Charter Harbormaster (SB 491)
The Department of Education is expected to issue an RFP for the harbormaster by September 1st. Once the RFP window closes, the Board of Examiners will make a decision on which organization will become the state-funded harbormaster.
Teacher Performance Pay (AB 483)
This bill does not go into effect until the 2016-17 school year. In 2016, the districts will have to submit their plans on how they will comply with the bill to the Department of Education.
New Teacher Bonuses (SB 511)
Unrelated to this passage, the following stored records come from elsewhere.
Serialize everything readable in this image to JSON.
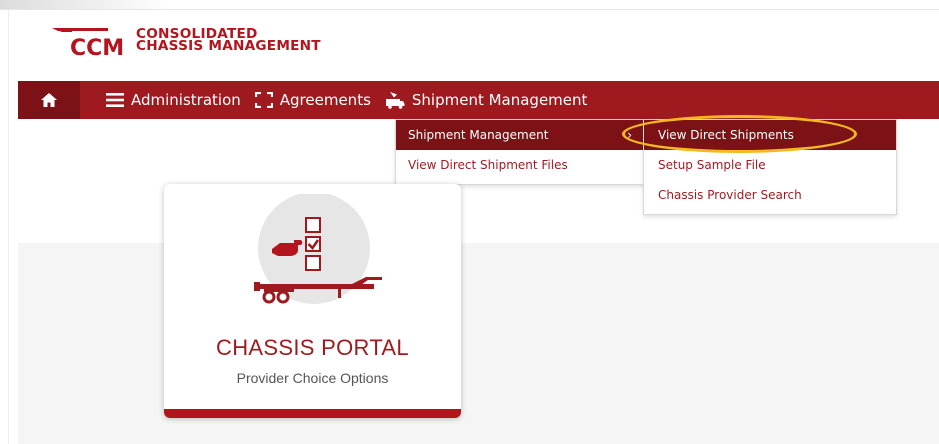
{
  "brand": {
    "mark": "CCM",
    "line1": "CONSOLIDATED",
    "line2": "CHASSIS MANAGEMENT",
    "color": "#b4141e"
  },
  "nav": {
    "home_icon": "home-icon",
    "items": [
      {
        "label": "Administration",
        "icon": "hamburger-icon"
      },
      {
        "label": "Agreements",
        "icon": "bracket-frame-icon"
      },
      {
        "label": "Shipment Management",
        "icon": "truck-arrow-icon"
      }
    ],
    "bar_color": "#9e1a1f"
  },
  "submenu": {
    "items": [
      {
        "label": "Shipment Management",
        "active": true,
        "chevron": "›"
      },
      {
        "label": "View Direct Shipment Files",
        "active": false
      }
    ]
  },
  "flyout": {
    "items": [
      {
        "label": "View Direct Shipments",
        "active": true
      },
      {
        "label": "Setup Sample File",
        "active": false
      },
      {
        "label": "Chassis Provider Search",
        "active": false
      }
    ],
    "highlight_color": "#f4b820"
  },
  "card": {
    "title": "CHASSIS PORTAL",
    "subtitle": "Provider Choice Options",
    "icon": "chassis-checklist-icon"
  }
}
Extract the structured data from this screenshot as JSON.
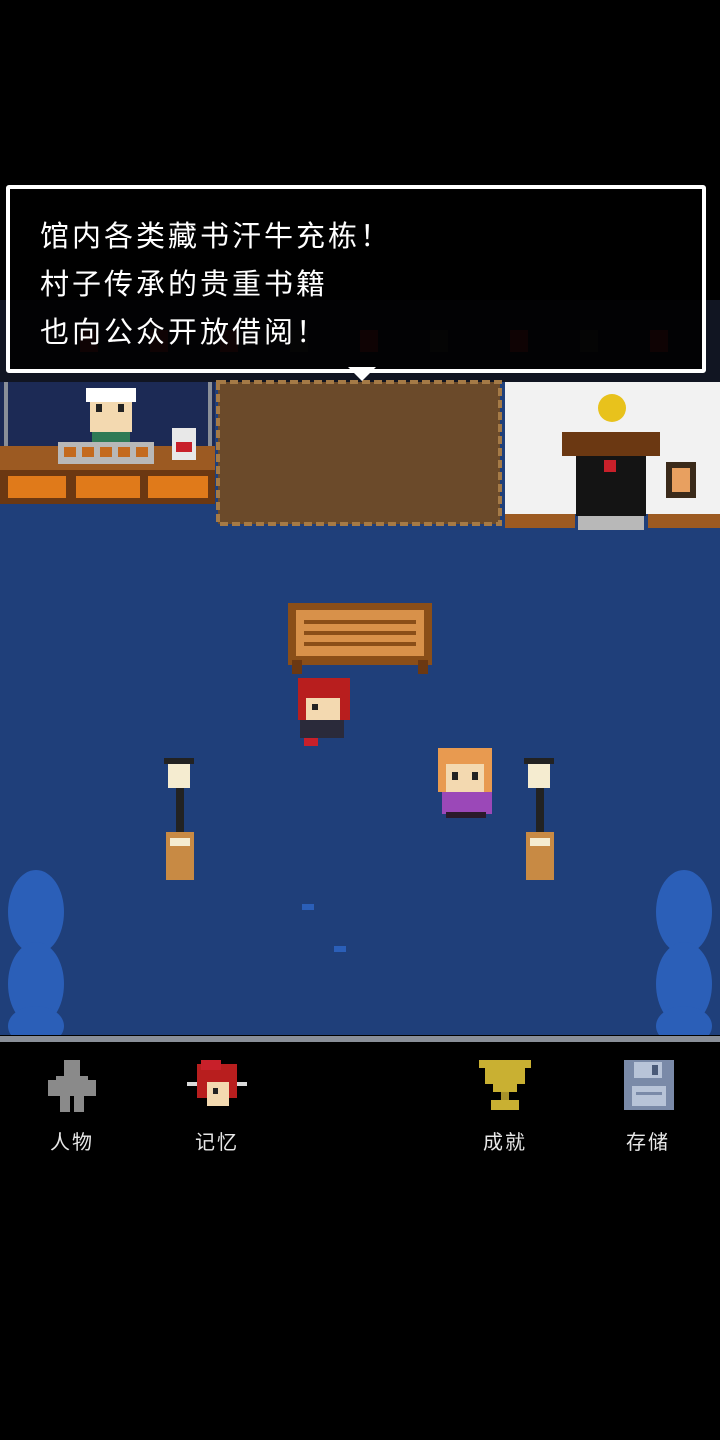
{
  "dialog": {
    "lines": [
      "馆内各类藏书汗牛充栋！",
      "村子传承的贵重书籍",
      "也向公众开放借阅！"
    ],
    "next_indicator": "triangle-down-icon"
  },
  "hud": {
    "buttons": [
      {
        "label": "人物",
        "icon": "person-silhouette-icon"
      },
      {
        "label": "记忆",
        "icon": "red-hair-portrait-icon"
      },
      {
        "label": "成就",
        "icon": "trophy-icon"
      },
      {
        "label": "存储",
        "icon": "floppy-disk-icon"
      }
    ]
  },
  "colors": {
    "ground": "#1f3f7a",
    "dirt": "#6b4a2a",
    "wood": "#c46a1e",
    "trophy": "#c9b032",
    "accent_red": "#c8202a"
  }
}
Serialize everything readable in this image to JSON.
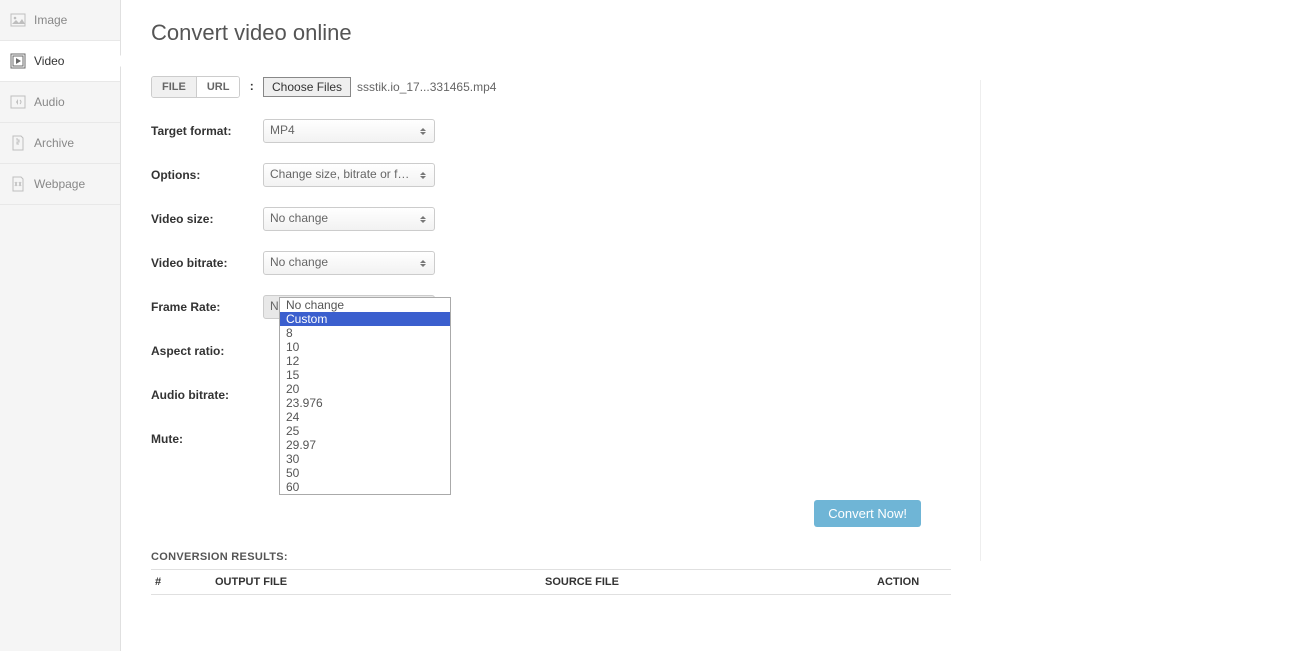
{
  "sidebar": {
    "items": [
      {
        "label": "Image",
        "icon": "image-icon"
      },
      {
        "label": "Video",
        "icon": "video-icon"
      },
      {
        "label": "Audio",
        "icon": "audio-icon"
      },
      {
        "label": "Archive",
        "icon": "archive-icon"
      },
      {
        "label": "Webpage",
        "icon": "webpage-icon"
      }
    ]
  },
  "page": {
    "title": "Convert video online"
  },
  "form": {
    "source_tabs": {
      "file": "FILE",
      "url": "URL",
      "colon": ":"
    },
    "choose_files": "Choose Files",
    "filename": "ssstik.io_17...331465.mp4",
    "labels": {
      "target_format": "Target format:",
      "options": "Options:",
      "video_size": "Video size:",
      "video_bitrate": "Video bitrate:",
      "frame_rate": "Frame Rate:",
      "aspect_ratio": "Aspect ratio:",
      "audio_bitrate": "Audio bitrate:",
      "mute": "Mute:"
    },
    "selects": {
      "target_format": "MP4",
      "options": "Change size, bitrate or frame rate",
      "video_size": "No change",
      "video_bitrate": "No change",
      "frame_rate": "No change"
    },
    "frame_rate_options": [
      "No change",
      "Custom",
      "8",
      "10",
      "12",
      "15",
      "20",
      "23.976",
      "24",
      "25",
      "29.97",
      "30",
      "50",
      "60"
    ],
    "frame_rate_highlighted_index": 1,
    "convert_button": "Convert Now!"
  },
  "results": {
    "title": "CONVERSION RESULTS:",
    "headers": {
      "idx": "#",
      "output": "OUTPUT FILE",
      "source": "SOURCE FILE",
      "action": "ACTION"
    }
  }
}
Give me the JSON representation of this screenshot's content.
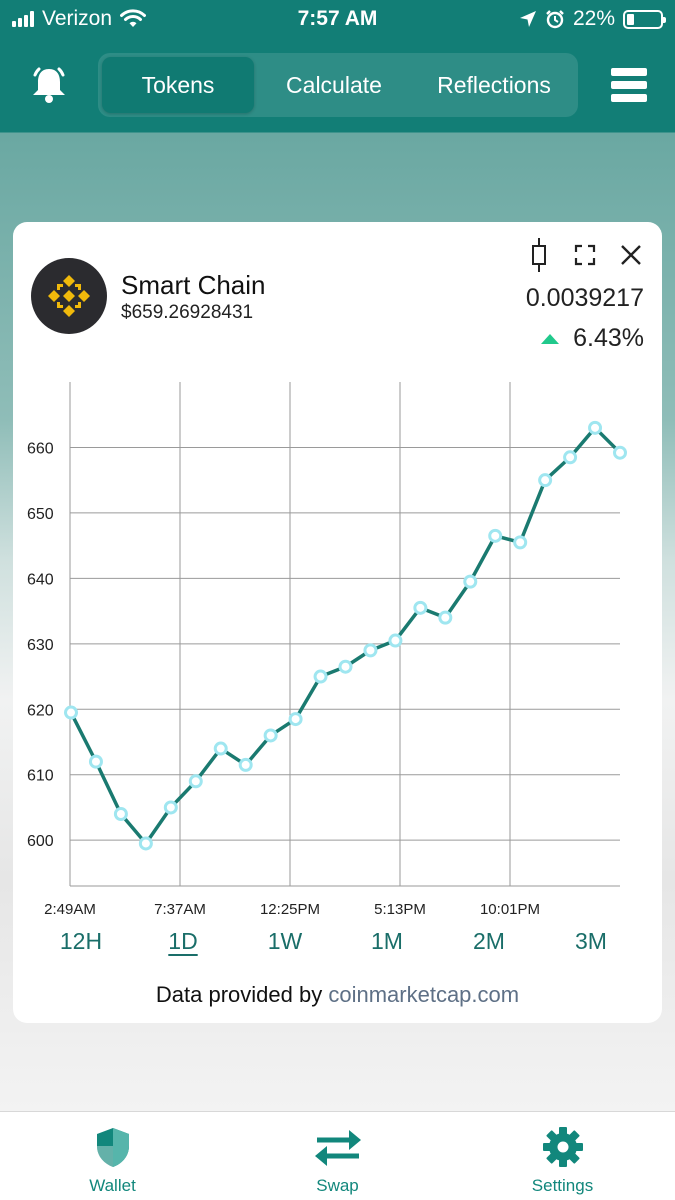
{
  "status_bar": {
    "carrier": "Verizon",
    "time": "7:57 AM",
    "battery": "22%",
    "battery_level": 0.22
  },
  "header": {
    "tabs": [
      {
        "label": "Tokens",
        "active": true
      },
      {
        "label": "Calculate",
        "active": false
      },
      {
        "label": "Reflections",
        "active": false
      }
    ],
    "icons": [
      "bell-icon",
      "menu-icon"
    ]
  },
  "token": {
    "name": "Smart Chain",
    "price": "$659.26928431",
    "value": "0.0039217",
    "change": "6.43%",
    "change_direction": "up"
  },
  "card_icons": [
    "candlestick-icon",
    "expand-icon",
    "close-icon"
  ],
  "chart_data": {
    "type": "line",
    "x_tick_labels": [
      "2:49AM",
      "7:37AM",
      "12:25PM",
      "5:13PM",
      "10:01PM"
    ],
    "y_ticks": [
      600,
      610,
      620,
      630,
      640,
      650,
      660
    ],
    "ylim": [
      593,
      670
    ],
    "grid": true,
    "line_color": "#1a7a70",
    "point_color": "#9fe6f0",
    "series": [
      {
        "values": [
          619.5,
          612,
          604,
          599.5,
          605,
          609,
          614,
          611.5,
          616,
          618.5,
          625,
          626.5,
          629,
          630.5,
          635.5,
          634,
          639.5,
          646.5,
          645.5,
          655,
          658.5,
          663,
          659.2
        ]
      }
    ]
  },
  "ranges": [
    {
      "label": "12H",
      "active": false
    },
    {
      "label": "1D",
      "active": true
    },
    {
      "label": "1W",
      "active": false
    },
    {
      "label": "1M",
      "active": false
    },
    {
      "label": "2M",
      "active": false
    },
    {
      "label": "3M",
      "active": false
    }
  ],
  "credit": {
    "prefix": "Data provided by",
    "link": "coinmarketcap.com"
  },
  "bottom_nav": [
    {
      "label": "Wallet",
      "icon": "shield-icon"
    },
    {
      "label": "Swap",
      "icon": "swap-arrows-icon"
    },
    {
      "label": "Settings",
      "icon": "gear-icon"
    }
  ],
  "colors": {
    "brand_teal": "#127e76",
    "accent_green": "#21c98c",
    "binance_yellow": "#f0b90b"
  }
}
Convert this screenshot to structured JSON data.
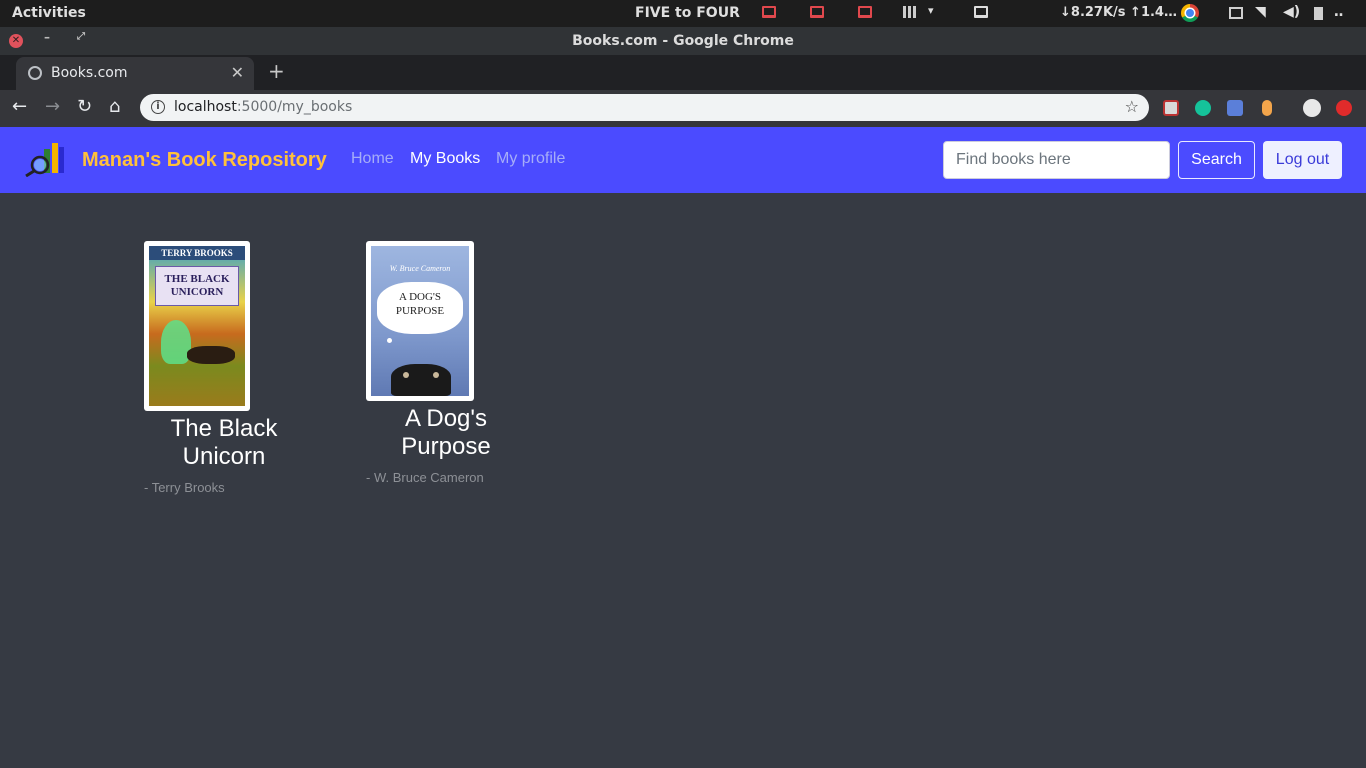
{
  "os": {
    "activities": "Activities",
    "clock_label": "FIVE to FOUR",
    "net_speed": "↓8.27K/s ↑1.4…",
    "overflow": "‥"
  },
  "window": {
    "title": "Books.com - Google Chrome"
  },
  "browser": {
    "tab_title": "Books.com",
    "url_host": "localhost",
    "url_path": ":5000/my_books"
  },
  "navbar": {
    "brand": "Manan's Book Repository",
    "links": [
      {
        "label": "Home",
        "active": false
      },
      {
        "label": "My Books",
        "active": true
      },
      {
        "label": "My profile",
        "active": false
      }
    ],
    "search_placeholder": "Find books here",
    "search_button": "Search",
    "logout_button": "Log out",
    "color": "#4b4bff",
    "brand_color": "#ffc13b"
  },
  "books": [
    {
      "title": "The Black Unicorn",
      "author": "- Terry Brooks",
      "cover_text_top": "TERRY BROOKS",
      "cover_text_main": "THE BLACK UNICORN"
    },
    {
      "title": "A Dog's Purpose",
      "author": "- W. Bruce Cameron",
      "cover_text_top": "W. Bruce Cameron",
      "cover_text_main": "A DOG'S PURPOSE"
    }
  ],
  "page_bg": "#363a43"
}
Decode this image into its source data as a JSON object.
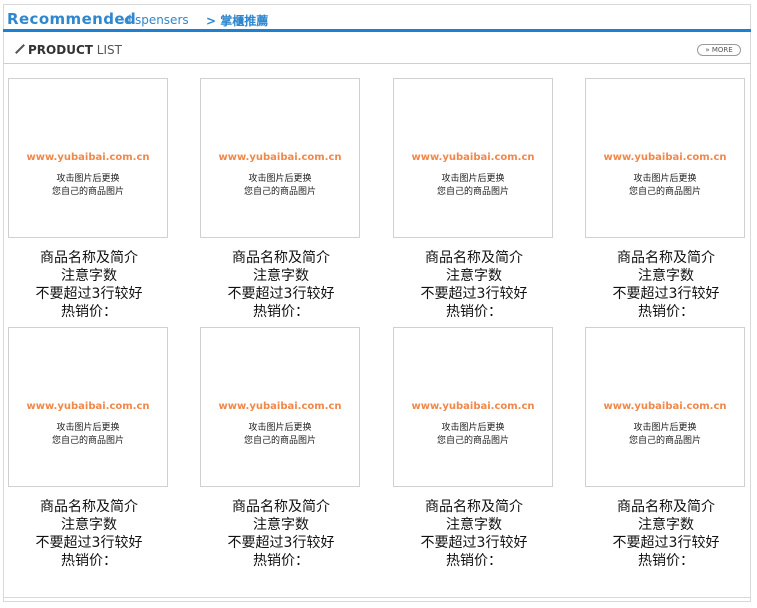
{
  "header": {
    "title_en": "Recommended",
    "title_sub": "dispensers",
    "title_cn": "> 掌櫃推薦"
  },
  "section": {
    "label_bold": "PRODUCT",
    "label_light": "LIST",
    "more_label": "» MORE"
  },
  "products": [
    {
      "watermark_url": "www.yubaibai.com.cn",
      "watermark_line1": "攻击图片后更换",
      "watermark_line2": "您自己的商品图片",
      "name_line1": "商品名称及简介",
      "name_line2": "注意字数",
      "name_line3": "不要超过3行较好",
      "price_label": "热销价："
    },
    {
      "watermark_url": "www.yubaibai.com.cn",
      "watermark_line1": "攻击图片后更换",
      "watermark_line2": "您自己的商品图片",
      "name_line1": "商品名称及简介",
      "name_line2": "注意字数",
      "name_line3": "不要超过3行较好",
      "price_label": "热销价："
    },
    {
      "watermark_url": "www.yubaibai.com.cn",
      "watermark_line1": "攻击图片后更换",
      "watermark_line2": "您自己的商品图片",
      "name_line1": "商品名称及简介",
      "name_line2": "注意字数",
      "name_line3": "不要超过3行较好",
      "price_label": "热销价："
    },
    {
      "watermark_url": "www.yubaibai.com.cn",
      "watermark_line1": "攻击图片后更换",
      "watermark_line2": "您自己的商品图片",
      "name_line1": "商品名称及简介",
      "name_line2": "注意字数",
      "name_line3": "不要超过3行较好",
      "price_label": "热销价："
    },
    {
      "watermark_url": "www.yubaibai.com.cn",
      "watermark_line1": "攻击图片后更换",
      "watermark_line2": "您自己的商品图片",
      "name_line1": "商品名称及简介",
      "name_line2": "注意字数",
      "name_line3": "不要超过3行较好",
      "price_label": "热销价："
    },
    {
      "watermark_url": "www.yubaibai.com.cn",
      "watermark_line1": "攻击图片后更换",
      "watermark_line2": "您自己的商品图片",
      "name_line1": "商品名称及简介",
      "name_line2": "注意字数",
      "name_line3": "不要超过3行较好",
      "price_label": "热销价："
    },
    {
      "watermark_url": "www.yubaibai.com.cn",
      "watermark_line1": "攻击图片后更换",
      "watermark_line2": "您自己的商品图片",
      "name_line1": "商品名称及简介",
      "name_line2": "注意字数",
      "name_line3": "不要超过3行较好",
      "price_label": "热销价："
    },
    {
      "watermark_url": "www.yubaibai.com.cn",
      "watermark_line1": "攻击图片后更换",
      "watermark_line2": "您自己的商品图片",
      "name_line1": "商品名称及简介",
      "name_line2": "注意字数",
      "name_line3": "不要超过3行较好",
      "price_label": "热销价："
    }
  ],
  "colors": {
    "accent": "#2f87cf",
    "watermark": "#f0884a"
  }
}
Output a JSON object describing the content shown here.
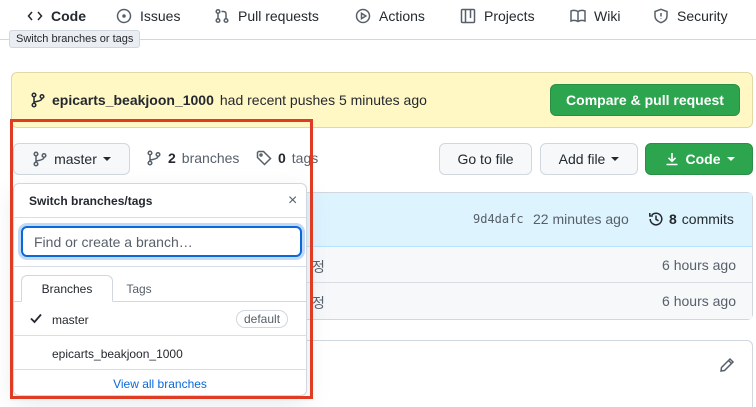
{
  "nav": {
    "tabs": [
      {
        "label": "Code",
        "icon": "code-icon",
        "active": true
      },
      {
        "label": "Issues",
        "icon": "issue-icon"
      },
      {
        "label": "Pull requests",
        "icon": "pull-request-icon"
      },
      {
        "label": "Actions",
        "icon": "play-icon"
      },
      {
        "label": "Projects",
        "icon": "table-icon"
      },
      {
        "label": "Wiki",
        "icon": "book-icon"
      },
      {
        "label": "Security",
        "icon": "shield-icon"
      }
    ]
  },
  "tooltip": "Switch branches or tags",
  "banner": {
    "branch": "epicarts_beakjoon_1000",
    "message": "had recent pushes 5 minutes ago",
    "button": "Compare & pull request"
  },
  "toolbar": {
    "branch_button": "master",
    "branches_count": "2",
    "branches_label": "branches",
    "tags_count": "0",
    "tags_label": "tags",
    "goto_file": "Go to file",
    "add_file": "Add file",
    "code": "Code"
  },
  "commit": {
    "hash": "9d4dafc",
    "time": "22 minutes ago",
    "count": "8",
    "count_label": "commits"
  },
  "files": [
    {
      "message": "정",
      "age": "6 hours ago"
    },
    {
      "message": "정",
      "age": "6 hours ago"
    }
  ],
  "dropdown": {
    "title": "Switch branches/tags",
    "close": "×",
    "search_placeholder": "Find or create a branch…",
    "tabs": [
      "Branches",
      "Tags"
    ],
    "items": [
      {
        "name": "master",
        "badge": "default",
        "checked": true
      },
      {
        "name": "epicarts_beakjoon_1000"
      }
    ],
    "view_all": "View all branches"
  },
  "colors": {
    "accent": "#0969da",
    "primary_button": "#2da44e",
    "banner_bg": "#fff8c5",
    "highlight": "#e03c24"
  }
}
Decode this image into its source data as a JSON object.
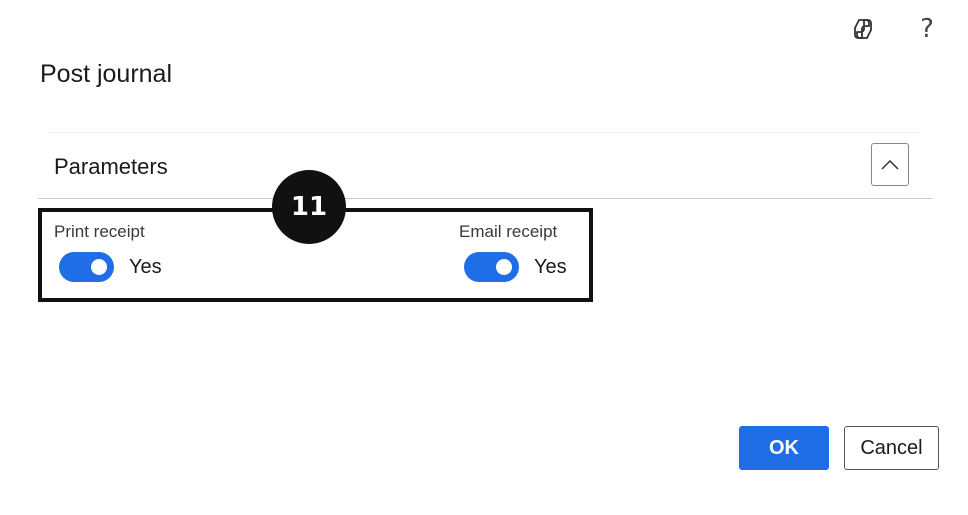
{
  "top_icons": [
    "copilot-icon",
    "help-icon"
  ],
  "help_glyph": "?",
  "dialog": {
    "title": "Post journal"
  },
  "section": {
    "title": "Parameters",
    "collapse_icon": "chevron-up-icon"
  },
  "fields": {
    "print_receipt": {
      "label": "Print receipt",
      "value": "Yes",
      "on": true
    },
    "email_receipt": {
      "label": "Email receipt",
      "value": "Yes",
      "on": true
    }
  },
  "step_badge": "11",
  "buttons": {
    "ok": "OK",
    "cancel": "Cancel"
  },
  "colors": {
    "accent": "#1f6ee8",
    "highlight_border": "#111111"
  }
}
Each district in the state has already submitted a plan to the Department of Education on how they want to administer the new bonuses. For example, CCSD requested $9.5 million of the available $10 million for FY16 to pay the maximum $5000 bonus to a teacher at every eligible school (behavior schools are not eligible for the program since they do not receive Title I funds-much to the dismay of the districts). CCSD plans to pay the $5000 in 20 segments of $250 over the course of the year. Some districts are paying the entire bonus up front and others are doing half at the beginning of the year and the other half at the end of the year. Due to PERS, all bonuses will be stipends. On July 23rd, the State Board of Education will make a decision on the district allocation.
On the university scholarship side of this bill, funds will not be available for the program until January. There is currently a lack of clarification of exactly who is and who is not eligible for the program due to the start of funding. Programs will apply to the Department of Education for funding and then the program will distribute the funds.
New Nevada Plan (SB 508)
A regulatory hearing on this bill is scheduled for Tuesday August 25th to discuss the Special Education funding weight along with other possible topics. The Department of Education is required to produce an update on base and weighted funding formula over the interim.
Turnaround and Vergara Reforms (SB 92)
A regulatory hearing on this bill is scheduled for Thursday August 27th. In related news, 15 CCEA teachers are sueing CCSD over the changes to post-probationary status and that court case will likely affect this bill.
Teacher Supply Reimbursement (SB 133)
The districts will set up their own systems for teacher supply reimbursement and the Department of Education will send each district and charter school their share of the funds ($5 million over the biennium).
Peer Assistance and Review (SB 332)
The Department of Administration will send $1 million each year of the biennium to CCSD to ensure that the program is funded. We will continue to monitor this program in the Turnaround Zone to ensure that it is effective and a good use of taxpayer money.
CCSD Deconsolidation (AB 394)
In the fall, the Legislative Commission will appoint the 9 members (2 members from each caucus from Clark County along with an additional Republic) of the main Committee that will meet over the course of 2016.